◆ Action item ◆
Complete, exact copies of all entries are needed.

================

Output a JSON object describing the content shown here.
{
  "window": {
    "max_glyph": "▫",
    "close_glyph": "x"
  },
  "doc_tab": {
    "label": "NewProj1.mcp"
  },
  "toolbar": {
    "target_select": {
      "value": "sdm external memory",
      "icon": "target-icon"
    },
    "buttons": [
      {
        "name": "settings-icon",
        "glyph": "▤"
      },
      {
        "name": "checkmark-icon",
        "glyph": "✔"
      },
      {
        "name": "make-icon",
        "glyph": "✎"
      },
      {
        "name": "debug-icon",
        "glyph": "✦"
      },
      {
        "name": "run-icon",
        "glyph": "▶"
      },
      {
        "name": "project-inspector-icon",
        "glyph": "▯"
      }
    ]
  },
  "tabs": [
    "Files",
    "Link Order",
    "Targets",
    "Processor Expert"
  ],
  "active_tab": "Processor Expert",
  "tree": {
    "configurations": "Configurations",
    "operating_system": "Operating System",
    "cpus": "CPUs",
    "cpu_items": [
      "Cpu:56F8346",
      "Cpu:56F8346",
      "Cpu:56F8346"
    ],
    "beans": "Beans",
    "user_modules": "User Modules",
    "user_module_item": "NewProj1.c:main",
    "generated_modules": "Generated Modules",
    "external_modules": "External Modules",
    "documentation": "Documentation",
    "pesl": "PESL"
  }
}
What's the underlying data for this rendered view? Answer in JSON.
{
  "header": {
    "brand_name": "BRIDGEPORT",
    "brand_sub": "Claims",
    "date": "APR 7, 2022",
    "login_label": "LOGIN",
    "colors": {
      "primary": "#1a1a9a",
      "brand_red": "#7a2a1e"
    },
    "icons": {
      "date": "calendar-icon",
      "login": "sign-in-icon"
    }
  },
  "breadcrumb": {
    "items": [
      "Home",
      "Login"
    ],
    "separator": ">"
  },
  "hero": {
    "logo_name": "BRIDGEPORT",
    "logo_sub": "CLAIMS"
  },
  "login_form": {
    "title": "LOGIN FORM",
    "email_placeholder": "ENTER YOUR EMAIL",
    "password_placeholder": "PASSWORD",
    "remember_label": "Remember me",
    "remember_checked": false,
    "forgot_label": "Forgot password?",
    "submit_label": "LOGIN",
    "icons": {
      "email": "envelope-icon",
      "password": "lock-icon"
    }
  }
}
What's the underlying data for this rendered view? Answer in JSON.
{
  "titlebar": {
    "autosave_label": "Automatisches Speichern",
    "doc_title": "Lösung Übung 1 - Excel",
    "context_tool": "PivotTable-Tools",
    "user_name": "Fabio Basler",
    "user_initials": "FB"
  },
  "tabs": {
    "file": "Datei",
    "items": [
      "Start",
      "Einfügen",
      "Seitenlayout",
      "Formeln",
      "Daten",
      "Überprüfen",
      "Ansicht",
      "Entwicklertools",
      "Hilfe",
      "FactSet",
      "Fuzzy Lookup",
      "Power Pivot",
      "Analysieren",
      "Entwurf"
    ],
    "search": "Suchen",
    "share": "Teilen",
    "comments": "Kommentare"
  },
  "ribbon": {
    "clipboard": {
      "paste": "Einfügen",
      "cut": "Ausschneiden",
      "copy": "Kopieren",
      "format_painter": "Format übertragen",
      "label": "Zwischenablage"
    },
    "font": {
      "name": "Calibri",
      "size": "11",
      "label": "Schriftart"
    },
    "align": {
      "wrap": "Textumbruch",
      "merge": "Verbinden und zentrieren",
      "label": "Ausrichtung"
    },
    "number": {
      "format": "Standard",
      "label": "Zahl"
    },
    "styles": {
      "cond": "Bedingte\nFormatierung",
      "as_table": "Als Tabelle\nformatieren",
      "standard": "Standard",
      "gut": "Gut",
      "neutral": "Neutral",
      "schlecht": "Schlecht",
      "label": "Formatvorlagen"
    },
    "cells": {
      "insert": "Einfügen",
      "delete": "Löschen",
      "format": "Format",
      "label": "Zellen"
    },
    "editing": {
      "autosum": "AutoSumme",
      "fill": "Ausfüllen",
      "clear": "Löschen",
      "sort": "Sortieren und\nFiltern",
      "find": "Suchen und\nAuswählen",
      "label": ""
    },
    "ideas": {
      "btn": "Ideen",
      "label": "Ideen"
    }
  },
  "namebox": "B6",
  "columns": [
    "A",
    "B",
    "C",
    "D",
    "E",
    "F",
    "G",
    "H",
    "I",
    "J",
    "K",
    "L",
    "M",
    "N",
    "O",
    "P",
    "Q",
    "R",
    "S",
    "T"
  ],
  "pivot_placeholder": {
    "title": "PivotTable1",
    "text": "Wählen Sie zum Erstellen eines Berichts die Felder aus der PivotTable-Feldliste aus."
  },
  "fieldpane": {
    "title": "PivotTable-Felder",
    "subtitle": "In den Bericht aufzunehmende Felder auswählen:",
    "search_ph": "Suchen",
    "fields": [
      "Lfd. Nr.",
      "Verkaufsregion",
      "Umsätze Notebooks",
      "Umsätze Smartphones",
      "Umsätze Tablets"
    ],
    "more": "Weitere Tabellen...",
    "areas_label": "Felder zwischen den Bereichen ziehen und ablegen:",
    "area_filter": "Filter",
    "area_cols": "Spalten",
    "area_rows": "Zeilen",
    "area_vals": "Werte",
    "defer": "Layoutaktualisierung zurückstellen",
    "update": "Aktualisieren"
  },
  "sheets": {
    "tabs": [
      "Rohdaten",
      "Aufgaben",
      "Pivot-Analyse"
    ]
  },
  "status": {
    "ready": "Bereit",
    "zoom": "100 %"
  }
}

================

◆ Response for this exercise ◆
Output a JSON object describing the content shown here.
{
  "window": {
    "max_glyph": "▫",
    "close_glyph": "x"
  },
  "doc_tab": {
    "label": "NewProj1.mcp"
  },
  "toolbar": {
    "target_select": {
      "value": "sdm external memory",
      "icon": "target-icon"
    },
    "buttons": [
      {
        "name": "settings-icon",
        "glyph": "▤"
      },
      {
        "name": "checkmark-icon",
        "glyph": "✔"
      },
      {
        "name": "make-icon",
        "glyph": "✎"
      },
      {
        "name": "debug-icon",
        "glyph": "✦"
      },
      {
        "name": "run-icon",
        "glyph": "▶"
      },
      {
        "name": "project-inspector-icon",
        "glyph": "▯"
      }
    ]
  },
  "tabs": [
    "Files",
    "Link Order",
    "Targets",
    "Processor Expert"
  ],
  "active_tab": "Processor Expert",
  "tree": {
    "configurations": "Configurations",
    "operating_system": "Operating System",
    "cpus": "CPUs",
    "cpu_items": [
      "Cpu:56F8346",
      "Cpu:56F8346",
      "Cpu:56F8346"
    ],
    "beans": "Beans",
    "user_modules": "User Modules",
    "user_module_item": "NewProj1.c:main",
    "generated_modules": "Generated Modules",
    "external_modules": "External Modules",
    "documentation": "Documentation",
    "pesl": "PESL"
  }
}
What's the underlying data for this rendered view? Answer in JSON.
{
  "header": {
    "brand_name": "BRIDGEPORT",
    "brand_sub": "Claims",
    "date": "APR 7, 2022",
    "login_label": "LOGIN",
    "colors": {
      "primary": "#1a1a9a",
      "brand_red": "#7a2a1e"
    },
    "icons": {
      "date": "calendar-icon",
      "login": "sign-in-icon"
    }
  },
  "breadcrumb": {
    "items": [
      "Home",
      "Login"
    ],
    "separator": ">"
  },
  "hero": {
    "logo_name": "BRIDGEPORT",
    "logo_sub": "CLAIMS"
  },
  "login_form": {
    "title": "LOGIN FORM",
    "email_placeholder": "ENTER YOUR EMAIL",
    "password_placeholder": "PASSWORD",
    "remember_label": "Remember me",
    "remember_checked": false,
    "forgot_label": "Forgot password?",
    "submit_label": "LOGIN",
    "icons": {
      "email": "envelope-icon",
      "password": "lock-icon"
    }
  }
}
What's the underlying data for this rendered view? Answer in JSON.
{
  "titlebar": {
    "autosave_label": "Automatisches Speichern",
    "doc_title": "Lösung Übung 1 - Excel",
    "context_tool": "PivotTable-Tools",
    "user_name": "Fabio Basler",
    "user_initials": "FB"
  },
  "tabs": {
    "file": "Datei",
    "items": [
      "Start",
      "Einfügen",
      "Seitenlayout",
      "Formeln",
      "Daten",
      "Überprüfen",
      "Ansicht",
      "Entwicklertools",
      "Hilfe",
      "FactSet",
      "Fuzzy Lookup",
      "Power Pivot",
      "Analysieren",
      "Entwurf"
    ],
    "search": "Suchen",
    "share": "Teilen",
    "comments": "Kommentare"
  },
  "ribbon": {
    "clipboard": {
      "paste": "Einfügen",
      "cut": "Ausschneiden",
      "copy": "Kopieren",
      "format_painter": "Format übertragen",
      "label": "Zwischenablage"
    },
    "font": {
      "name": "Calibri",
      "size": "11",
      "label": "Schriftart"
    },
    "align": {
      "wrap": "Textumbruch",
      "merge": "Verbinden und zentrieren",
      "label": "Ausrichtung"
    },
    "number": {
      "format": "Standard",
      "label": "Zahl"
    },
    "styles": {
      "cond": "Bedingte\nFormatierung",
      "as_table": "Als Tabelle\nformatieren",
      "standard": "Standard",
      "gut": "Gut",
      "neutral": "Neutral",
      "schlecht": "Schlecht",
      "label": "Formatvorlagen"
    },
    "cells": {
      "insert": "Einfügen",
      "delete": "Löschen",
      "format": "Format",
      "label": "Zellen"
    },
    "editing": {
      "autosum": "AutoSumme",
      "fill": "Ausfüllen",
      "clear": "Löschen",
      "sort": "Sortieren und\nFiltern",
      "find": "Suchen und\nAuswählen",
      "label": ""
    },
    "ideas": {
      "btn": "Ideen",
      "label": "Ideen"
    }
  },
  "namebox": "B6",
  "columns": [
    "A",
    "B",
    "C",
    "D",
    "E",
    "F",
    "G",
    "H",
    "I",
    "J",
    "K",
    "L",
    "M",
    "N",
    "O",
    "P",
    "Q",
    "R",
    "S",
    "T"
  ],
  "pivot_placeholder": {
    "title": "PivotTable1",
    "text": "Wählen Sie zum Erstellen eines Berichts die Felder aus der PivotTable-Feldliste aus."
  },
  "fieldpane": {
    "title": "PivotTable-Felder",
    "subtitle": "In den Bericht aufzunehmende Felder auswählen:",
    "search_ph": "Suchen",
    "fields": [
      "Lfd. Nr.",
      "Verkaufsregion",
      "Umsätze Notebooks",
      "Umsätze Smartphones",
      "Umsätze Tablets"
    ],
    "more": "Weitere Tabellen...",
    "areas_label": "Felder zwischen den Bereichen ziehen und ablegen:",
    "area_filter": "Filter",
    "area_cols": "Spalten",
    "area_rows": "Zeilen",
    "area_vals": "Werte",
    "defer": "Layoutaktualisierung zurückstellen",
    "update": "Aktualisieren"
  },
  "sheets": {
    "tabs": [
      "Rohdaten",
      "Aufgaben",
      "Pivot-Analyse"
    ]
  },
  "status": {
    "ready": "Bereit",
    "zoom": "100 %"
  }
}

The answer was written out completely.